Where an entry holds an image, leave the image out; otherwise reproduce the entry exactly.

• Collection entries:
•••••
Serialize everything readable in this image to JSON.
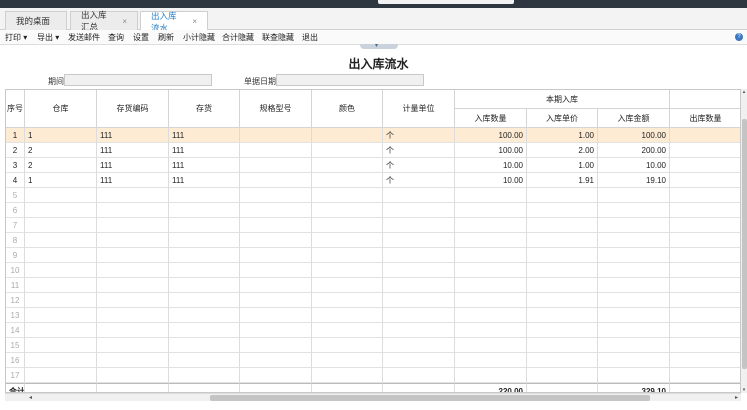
{
  "tabs": [
    {
      "label": "我的桌面",
      "closable": false,
      "active": false
    },
    {
      "label": "出入库汇总",
      "closable": true,
      "active": false
    },
    {
      "label": "出入库流水",
      "closable": true,
      "active": true
    }
  ],
  "close_glyph": "×",
  "toolbar": {
    "print": "打印",
    "export": "导出",
    "send_mail": "发送邮件",
    "query": "查询",
    "settings": "设置",
    "refresh": "刷新",
    "subtotal_toggle": "小计隐藏",
    "total_toggle": "合计隐藏",
    "joined_toggle": "联查隐藏",
    "exit": "退出",
    "dropdown_glyph": "▾",
    "help_icon": "question-icon",
    "help_glyph": "?"
  },
  "collapse_glyph": "▾",
  "report": {
    "title": "出入库流水",
    "period_label": "期间",
    "doc_date_label": "单据日期"
  },
  "table": {
    "headers": {
      "seq": "序号",
      "warehouse": "仓库",
      "item_code": "存货编码",
      "item": "存货",
      "spec": "规格型号",
      "color": "颜色",
      "unit": "计量单位",
      "current_in_group": "本期入库",
      "in_qty": "入库数量",
      "in_price": "入库单价",
      "in_amount": "入库金额",
      "out_qty": "出库数量"
    },
    "rows": [
      {
        "seq": "1",
        "warehouse": "1",
        "item_code": "111",
        "item": "111",
        "spec": "",
        "color": "",
        "unit": "个",
        "in_qty": "100.00",
        "in_price": "1.00",
        "in_amount": "100.00",
        "out_qty": ""
      },
      {
        "seq": "2",
        "warehouse": "2",
        "item_code": "111",
        "item": "111",
        "spec": "",
        "color": "",
        "unit": "个",
        "in_qty": "100.00",
        "in_price": "2.00",
        "in_amount": "200.00",
        "out_qty": ""
      },
      {
        "seq": "3",
        "warehouse": "2",
        "item_code": "111",
        "item": "111",
        "spec": "",
        "color": "",
        "unit": "个",
        "in_qty": "10.00",
        "in_price": "1.00",
        "in_amount": "10.00",
        "out_qty": ""
      },
      {
        "seq": "4",
        "warehouse": "1",
        "item_code": "111",
        "item": "111",
        "spec": "",
        "color": "",
        "unit": "个",
        "in_qty": "10.00",
        "in_price": "1.91",
        "in_amount": "19.10",
        "out_qty": ""
      }
    ],
    "empty_row_numbers": [
      "5",
      "6",
      "7",
      "8",
      "9",
      "10",
      "11",
      "12",
      "13",
      "14",
      "15",
      "16",
      "17"
    ],
    "total": {
      "label": "合计",
      "in_qty": "220.00",
      "in_amount": "329.10"
    }
  },
  "scrollbar": {
    "left_glyph": "◂",
    "right_glyph": "▸",
    "up_glyph": "▴",
    "down_glyph": "▾"
  }
}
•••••
• Reply:
Serialize everything readable in this image to JSON.
{
  "tabs": [
    {
      "label": "我的桌面",
      "closable": false,
      "active": false
    },
    {
      "label": "出入库汇总",
      "closable": true,
      "active": false
    },
    {
      "label": "出入库流水",
      "closable": true,
      "active": true
    }
  ],
  "close_glyph": "×",
  "toolbar": {
    "print": "打印",
    "export": "导出",
    "send_mail": "发送邮件",
    "query": "查询",
    "settings": "设置",
    "refresh": "刷新",
    "subtotal_toggle": "小计隐藏",
    "total_toggle": "合计隐藏",
    "joined_toggle": "联查隐藏",
    "exit": "退出",
    "dropdown_glyph": "▾",
    "help_icon": "question-icon",
    "help_glyph": "?"
  },
  "collapse_glyph": "▾",
  "report": {
    "title": "出入库流水",
    "period_label": "期间",
    "doc_date_label": "单据日期"
  },
  "table": {
    "headers": {
      "seq": "序号",
      "warehouse": "仓库",
      "item_code": "存货编码",
      "item": "存货",
      "spec": "规格型号",
      "color": "颜色",
      "unit": "计量单位",
      "current_in_group": "本期入库",
      "in_qty": "入库数量",
      "in_price": "入库单价",
      "in_amount": "入库金额",
      "out_qty": "出库数量"
    },
    "rows": [
      {
        "seq": "1",
        "warehouse": "1",
        "item_code": "111",
        "item": "111",
        "spec": "",
        "color": "",
        "unit": "个",
        "in_qty": "100.00",
        "in_price": "1.00",
        "in_amount": "100.00",
        "out_qty": ""
      },
      {
        "seq": "2",
        "warehouse": "2",
        "item_code": "111",
        "item": "111",
        "spec": "",
        "color": "",
        "unit": "个",
        "in_qty": "100.00",
        "in_price": "2.00",
        "in_amount": "200.00",
        "out_qty": ""
      },
      {
        "seq": "3",
        "warehouse": "2",
        "item_code": "111",
        "item": "111",
        "spec": "",
        "color": "",
        "unit": "个",
        "in_qty": "10.00",
        "in_price": "1.00",
        "in_amount": "10.00",
        "out_qty": ""
      },
      {
        "seq": "4",
        "warehouse": "1",
        "item_code": "111",
        "item": "111",
        "spec": "",
        "color": "",
        "unit": "个",
        "in_qty": "10.00",
        "in_price": "1.91",
        "in_amount": "19.10",
        "out_qty": ""
      }
    ],
    "empty_row_numbers": [
      "5",
      "6",
      "7",
      "8",
      "9",
      "10",
      "11",
      "12",
      "13",
      "14",
      "15",
      "16",
      "17"
    ],
    "total": {
      "label": "合计",
      "in_qty": "220.00",
      "in_amount": "329.10"
    }
  },
  "scrollbar": {
    "left_glyph": "◂",
    "right_glyph": "▸",
    "up_glyph": "▴",
    "down_glyph": "▾"
  }
}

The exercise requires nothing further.